News & Media
Adults catch a cold 2-3 times each year, while the flu hospitalized and killed more people in the U.S. last winter than in the past several decades, according to the CDC. With all our scientific breakthroughs, how are we still getting sick? The answer is simple: we're not properly protecting ourselves.
As we all know, there's no cure for the common cold. And while getting an annual flu vaccine protects against a few strains of the influenza, it doesn't protect you from them all. A few simple steps can help make the difference between a houseful of sniffling sniffersons and a healthy home during cold and flu season.
1. Choose a disinfectant that works
Not all disinfectants kill cold and flu. You may be shocked to learn that not all products from popular brands like Lysol, Formula 409, Windex, Fantastik and Pine-Sol kill the cold and flu. When looking for a disinfectant that kills these, look for ones that include the cold virus, also known as Rhinovirus, as well as the flu virus, which is commonly spread as the H1N1 Influenza A Virus.
2. Give your disinfectant enough time to work
Did you know disinfectant wipes often require surfaces remain wet for up to 10 minutes in order to kill germs effectively? All disinfecting products need to stay wet on the surface for a specific length of time to kill bacteria and viruses. This is referred to as "kill time", "dwell time" and/or "contact time" which you can find listed on the label instructions. If it dries before the kill time is met, then you haven't actually disinfected anything. Illness and disease-causing pathogens could still be there. Be careful, as this kill time can vary even between products made by the same company.
Many disinfectants also contain alcohol, which can cause the liquid to dry quickly. This can make it difficult to keep the surface wet without re-wiping multiple times, so you're better off using a spray disinfectant cleaner.
3. Disinfect household handles, switches and knobs
Make sure to disinfect handles, knobs and other frequently-touched items such as your phone, video game controllers and more (here's how). Do so repeatedly, because new germs that come into your home can spread entirely through the house in less than eight hours!
You want to continually disinfect during cold and flu season so you keep the germs at bay. This is where an alcohol and bleach-free formula can come in handy. While they don't do immediate damage, over time they can cause discoloration, dryness or cracking, especially on plastic or vinyl surfaces.
4. Wash your hands!
You're likely not the first, nor even the tenth person to use that elevator button or doorknob at work, so make sure to regularly wash your hands to avoid unwelcome germs camping out in common areas.
When flu prevention experts advise you to wash your hands, they don't mean a quick run under the faucet. It's important to use soap and warm water, and rub your hands together for 15-20 seconds. If soap and water aren't available, use an alcohol-based hand rub. Alcohol is often used to kill bacteria and viruses by breaking down cell proteins.

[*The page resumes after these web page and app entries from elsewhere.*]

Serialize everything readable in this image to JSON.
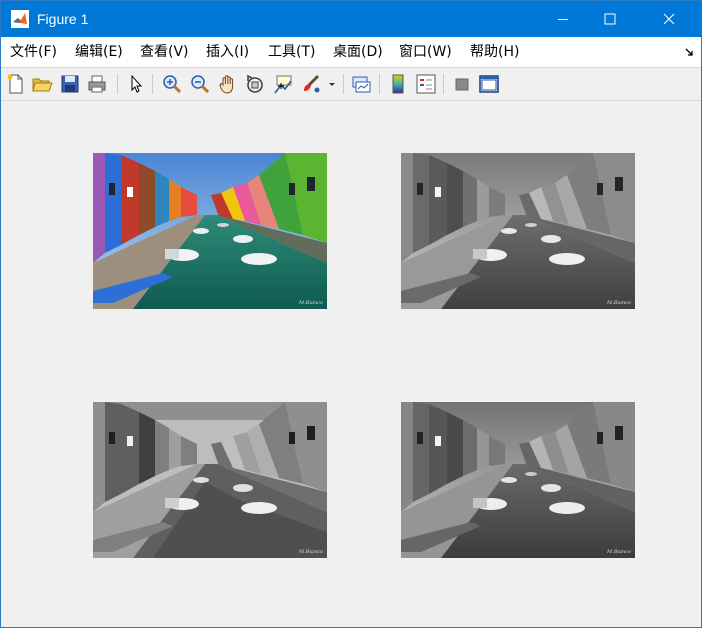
{
  "window": {
    "title": "Figure 1"
  },
  "menu": {
    "items": [
      "文件(F)",
      "编辑(E)",
      "查看(V)",
      "插入(I)",
      "工具(T)",
      "桌面(D)",
      "窗口(W)",
      "帮助(H)"
    ]
  },
  "toolbar": {
    "buttons": [
      "new-figure",
      "open-file",
      "save",
      "print",
      "edit-plot",
      "zoom-in",
      "zoom-out",
      "pan",
      "rotate-3d",
      "data-cursor",
      "brush",
      "link-plot",
      "insert-colorbar",
      "insert-legend",
      "hide-plot-tools",
      "show-plot-tools"
    ]
  },
  "colors": {
    "titlebar": "#0078d7",
    "figure_bg": "#f0f0f0"
  },
  "axes": [
    {
      "position": "top-left",
      "content": "canal photo, original color"
    },
    {
      "position": "top-right",
      "content": "canal photo, grayscale"
    },
    {
      "position": "bottom-left",
      "content": "canal photo, quantized grayscale"
    },
    {
      "position": "bottom-right",
      "content": "canal photo, grayscale"
    }
  ],
  "signature": "M.Bianco"
}
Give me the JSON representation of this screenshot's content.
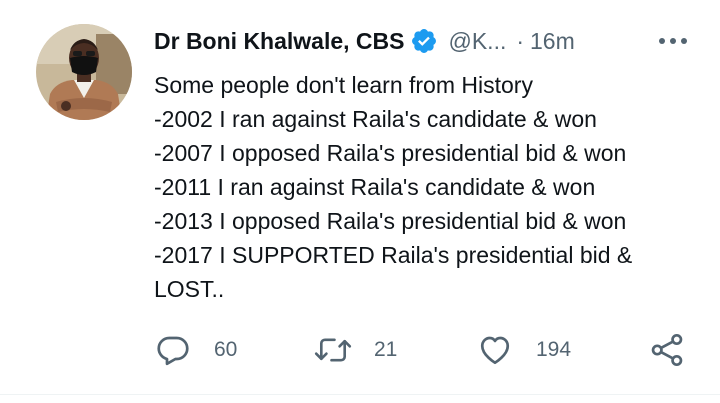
{
  "tweet": {
    "author": {
      "display_name": "Dr Boni Khalwale, CBS",
      "handle": "@K...",
      "verified": true,
      "avatar_icon": "profile-photo"
    },
    "separator": "·",
    "timestamp": "16m",
    "more_icon": "more-horizontal-icon",
    "text_lines": [
      "Some people don't learn from History",
      "-2002 I ran against Raila's candidate & won",
      "-2007 I opposed Raila's presidential bid & won",
      "-2011 I ran against Raila's candidate & won",
      "-2013 I opposed Raila's presidential bid & won",
      "-2017 I SUPPORTED Raila's presidential bid &",
      "LOST.."
    ],
    "actions": {
      "reply": {
        "icon": "reply-icon",
        "count": "60"
      },
      "retweet": {
        "icon": "retweet-icon",
        "count": "21"
      },
      "like": {
        "icon": "heart-icon",
        "count": "194"
      },
      "share": {
        "icon": "share-icon"
      }
    }
  },
  "colors": {
    "text_primary": "#0f1419",
    "text_secondary": "#536471",
    "verified_blue": "#1d9bf0",
    "divider": "#eff3f4"
  }
}
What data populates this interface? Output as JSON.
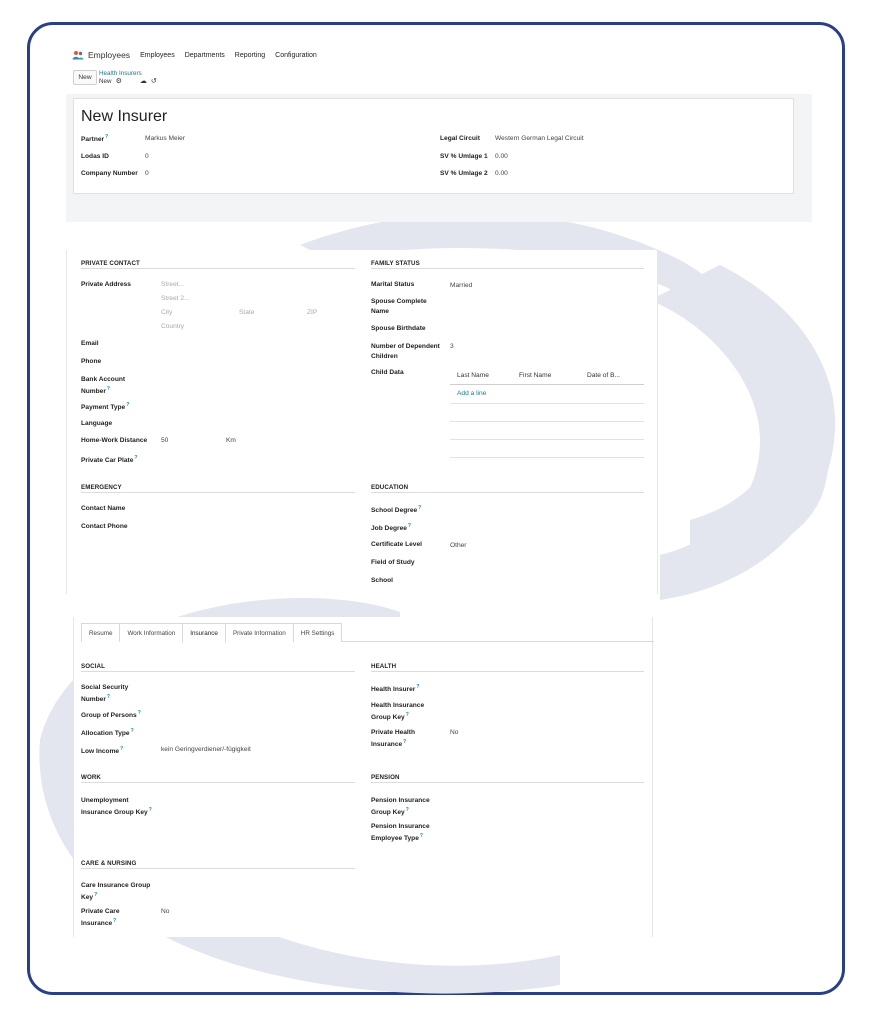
{
  "nav": {
    "app_name": "Employees",
    "menu": [
      "Employees",
      "Departments",
      "Reporting",
      "Configuration"
    ]
  },
  "breadcrumb": {
    "new_button": "New",
    "parent": "Health Insurers",
    "current": "New"
  },
  "insurer": {
    "title": "New Insurer",
    "left": [
      {
        "label": "Partner",
        "value": "Markus Meier",
        "help": true
      },
      {
        "label": "Lodas ID",
        "value": "0",
        "help": false
      },
      {
        "label": "Company Number",
        "value": "0",
        "help": false
      }
    ],
    "right": [
      {
        "label": "Legal Circuit",
        "value": "Western German Legal Circuit"
      },
      {
        "label": "SV % Umlage 1",
        "value": "0.00"
      },
      {
        "label": "SV % Umlage 2",
        "value": "0.00"
      }
    ]
  },
  "private_contact": {
    "heading": "PRIVATE CONTACT",
    "address_label": "Private Address",
    "placeholders": {
      "street": "Street...",
      "street2": "Street 2...",
      "city": "City",
      "state": "State",
      "zip": "ZIP",
      "country": "Country"
    },
    "fields": [
      {
        "label": "Email",
        "value": ""
      },
      {
        "label": "Phone",
        "value": ""
      },
      {
        "label": "Bank Account Number",
        "value": "",
        "help": true
      },
      {
        "label": "Payment Type",
        "value": "",
        "help": true
      },
      {
        "label": "Language",
        "value": ""
      },
      {
        "label": "Home-Work Distance",
        "value": "50",
        "unit": "Km"
      },
      {
        "label": "Private Car Plate",
        "value": "",
        "help": true
      }
    ]
  },
  "family_status": {
    "heading": "FAMILY STATUS",
    "marital_label": "Marital Status",
    "marital_value": "Married",
    "spouse_name_label": "Spouse Complete Name",
    "spouse_birth_label": "Spouse Birthdate",
    "dependents_label": "Number of Dependent Children",
    "dependents_value": "3",
    "child_label": "Child Data",
    "child_columns": [
      "Last Name",
      "First Name",
      "Date of B..."
    ],
    "add_line": "Add a line"
  },
  "emergency": {
    "heading": "EMERGENCY",
    "fields": [
      "Contact Name",
      "Contact Phone"
    ]
  },
  "education": {
    "heading": "EDUCATION",
    "fields": [
      {
        "label": "School Degree",
        "value": "",
        "help": true
      },
      {
        "label": "Job Degree",
        "value": "",
        "help": true
      },
      {
        "label": "Certificate Level",
        "value": "Other",
        "help": false
      },
      {
        "label": "Field of Study",
        "value": "",
        "help": false
      },
      {
        "label": "School",
        "value": "",
        "help": false
      }
    ]
  },
  "tabs": [
    "Resume",
    "Work Information",
    "Insurance",
    "Private Information",
    "HR Settings"
  ],
  "active_tab": "Insurance",
  "social": {
    "heading": "SOCIAL",
    "fields": [
      {
        "label": "Social Security Number",
        "value": "",
        "help": true
      },
      {
        "label": "Group of Persons",
        "value": "",
        "help": true
      },
      {
        "label": "Allocation Type",
        "value": "",
        "help": true
      },
      {
        "label": "Low Income",
        "value": "kein Geringverdiener/-fügigkeit",
        "help": true
      }
    ]
  },
  "health": {
    "heading": "HEALTH",
    "fields": [
      {
        "label": "Health Insurer",
        "value": "",
        "help": true
      },
      {
        "label": "Health Insurance Group Key",
        "value": "",
        "help": true
      },
      {
        "label": "Private Health Insurance",
        "value": "No",
        "help": true
      }
    ]
  },
  "work": {
    "heading": "WORK",
    "fields": [
      {
        "label": "Unemployment Insurance Group Key",
        "value": "",
        "help": true
      }
    ]
  },
  "pension": {
    "heading": "PENSION",
    "fields": [
      {
        "label": "Pension Insurance Group Key",
        "value": "",
        "help": true
      },
      {
        "label": "Pension Insurance Employee Type",
        "value": "",
        "help": true
      }
    ]
  },
  "care": {
    "heading": "CARE & NURSING",
    "fields": [
      {
        "label": "Care Insurance Group Key",
        "value": "",
        "help": true
      },
      {
        "label": "Private Care Insurance",
        "value": "No",
        "help": true
      }
    ]
  },
  "colors": {
    "frame": "#2b3f86",
    "link": "#1a7a8a",
    "help": "#1e7fbf",
    "swirl": "#e3e5ef"
  }
}
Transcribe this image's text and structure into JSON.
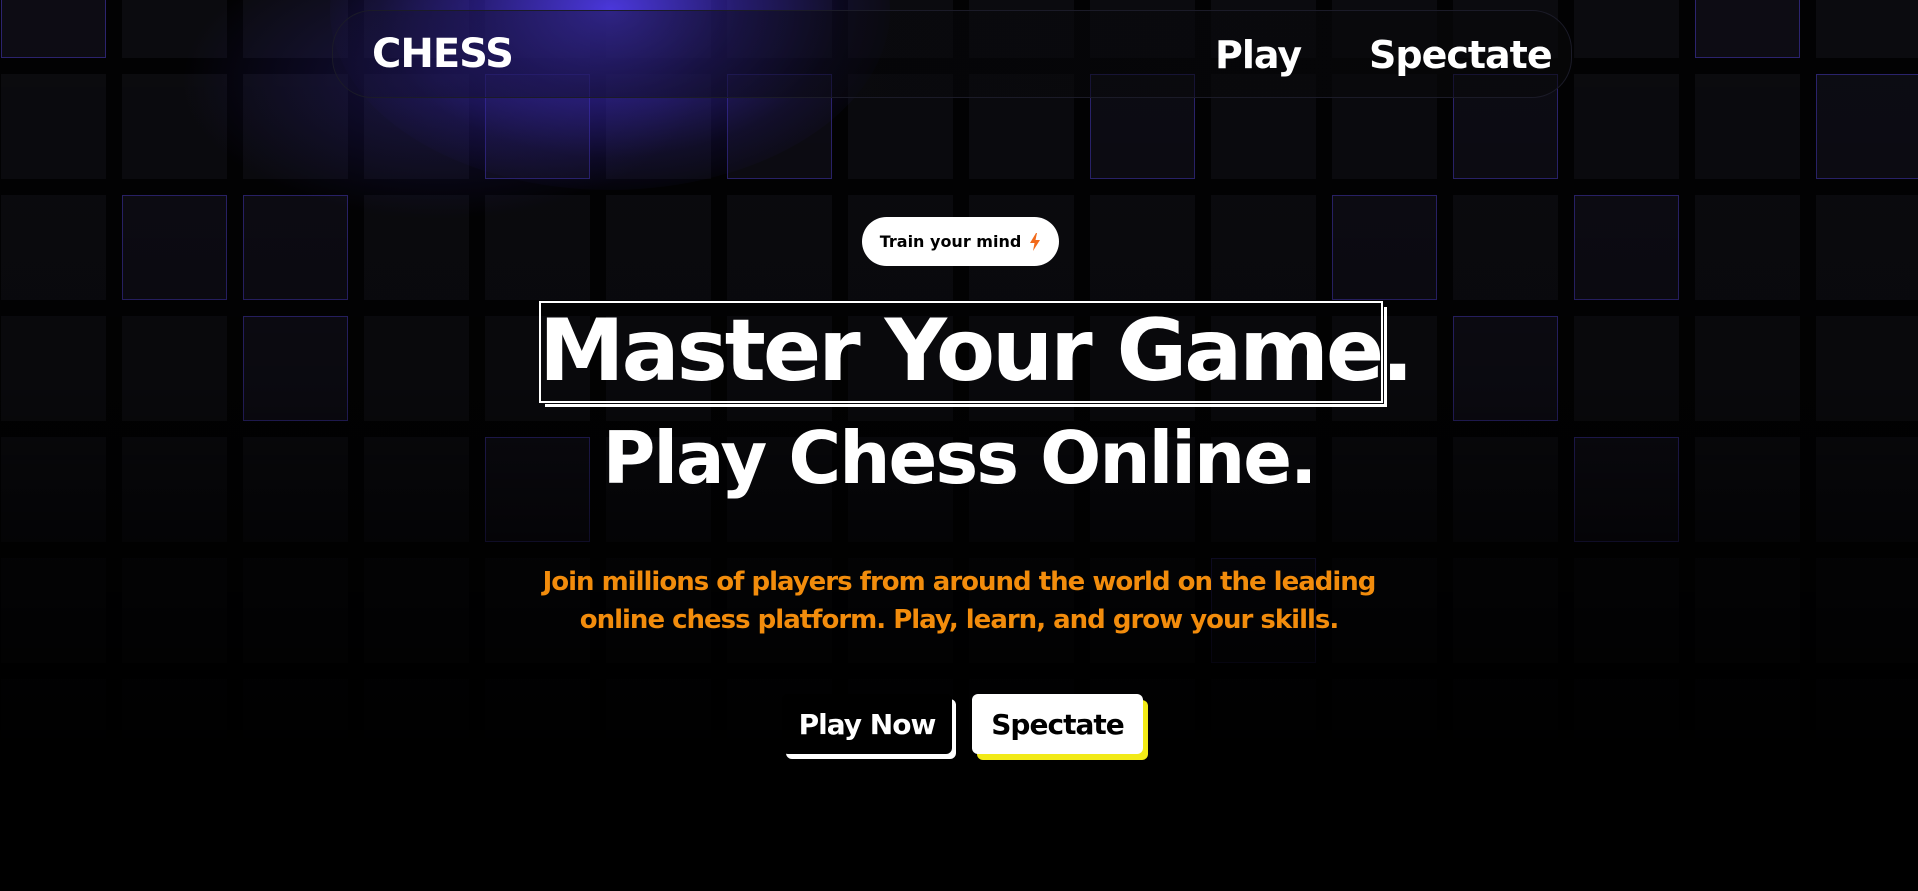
{
  "nav": {
    "logo": "CHESS",
    "links": [
      "Play",
      "Spectate"
    ]
  },
  "hero": {
    "badge": "Train your mind",
    "badge_icon": "lightning-bolt-icon",
    "title_line1": "Master Your Game.",
    "title_line2": "Play Chess Online.",
    "subtitle": "Join millions of players from around the world on the leading online chess platform. Play, learn, and grow your skills.",
    "buttons": {
      "primary": "Play Now",
      "secondary": "Spectate"
    }
  },
  "colors": {
    "background": "#000000",
    "accent_purple": "#4a3ae6",
    "subtitle_orange": "#f28c0c",
    "spectate_shadow_yellow": "#f2ea17",
    "bolt_orange": "#f26a1b"
  }
}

5. Coughing or sneezing: Cover your mouth and nose
A single sneeze can spray cold and flu germs up to six feet, so when you feel a cough or sneeze coming on, reach for into a tissue - and then throw it away once finished. If a tissue isn't readily available, sneeze into the crook of your elbow to prevent sending a cloud of germs into the air.
Researchers at MIT discovered in a sneezing study that when you sneeze, you produce a wide sheet of saliva, mucus and germs that balloons, then bursts like a bubble, and finally disperses into a spray that spreads in nearly all directions. You should also avoid sneezing into your hands, because you'll likely transfer those germs to the next surface you touch, where it can live for at least a few hours.
6. Avoid touching your eyes, nose and mouth
Germs are easily spread to and from the body when you frequently touch your face. Whether at work, home or out running errands, following this simple rule will help significantly prevent the spread of illness-causing germs.